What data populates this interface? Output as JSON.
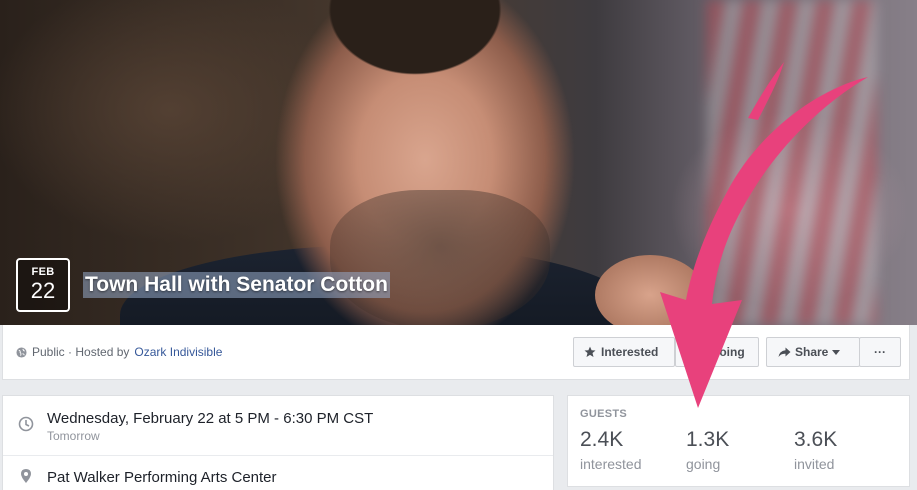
{
  "colors": {
    "link": "#365899",
    "secondary_text": "#90949c",
    "page_background": "#e9ebee",
    "annotation_arrow": "#e8417c"
  },
  "cover": {
    "date_badge": {
      "month": "FEB",
      "day": "22"
    },
    "title": "Town Hall with Senator Cotton"
  },
  "action_bar": {
    "privacy_prefix": "Public · Hosted by",
    "host_name": "Ozark Indivisible",
    "interested_label": "Interested",
    "going_label": "Going",
    "share_label": "Share",
    "more_label": "···"
  },
  "details": {
    "time_main": "Wednesday, February 22 at 5 PM - 6:30 PM CST",
    "time_sub": "Tomorrow",
    "place_name": "Pat Walker Performing Arts Center"
  },
  "guests": {
    "heading": "GUESTS",
    "stats": [
      {
        "value": "2.4K",
        "label": "interested"
      },
      {
        "value": "1.3K",
        "label": "going"
      },
      {
        "value": "3.6K",
        "label": "invited"
      }
    ]
  },
  "icons": {
    "globe": "globe-icon",
    "star": "star-icon",
    "share_arrow": "share-arrow-icon",
    "caret": "caret-down-icon",
    "clock": "clock-icon",
    "pin": "location-pin-icon"
  }
}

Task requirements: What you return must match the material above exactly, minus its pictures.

Written solution:
What data populates this interface? Output as JSON.
{
  "colors": {
    "link": "#365899",
    "secondary_text": "#90949c",
    "page_background": "#e9ebee",
    "annotation_arrow": "#e8417c"
  },
  "cover": {
    "date_badge": {
      "month": "FEB",
      "day": "22"
    },
    "title": "Town Hall with Senator Cotton"
  },
  "action_bar": {
    "privacy_prefix": "Public · Hosted by",
    "host_name": "Ozark Indivisible",
    "interested_label": "Interested",
    "going_label": "Going",
    "share_label": "Share",
    "more_label": "···"
  },
  "details": {
    "time_main": "Wednesday, February 22 at 5 PM - 6:30 PM CST",
    "time_sub": "Tomorrow",
    "place_name": "Pat Walker Performing Arts Center"
  },
  "guests": {
    "heading": "GUESTS",
    "stats": [
      {
        "value": "2.4K",
        "label": "interested"
      },
      {
        "value": "1.3K",
        "label": "going"
      },
      {
        "value": "3.6K",
        "label": "invited"
      }
    ]
  },
  "icons": {
    "globe": "globe-icon",
    "star": "star-icon",
    "share_arrow": "share-arrow-icon",
    "caret": "caret-down-icon",
    "clock": "clock-icon",
    "pin": "location-pin-icon"
  }
}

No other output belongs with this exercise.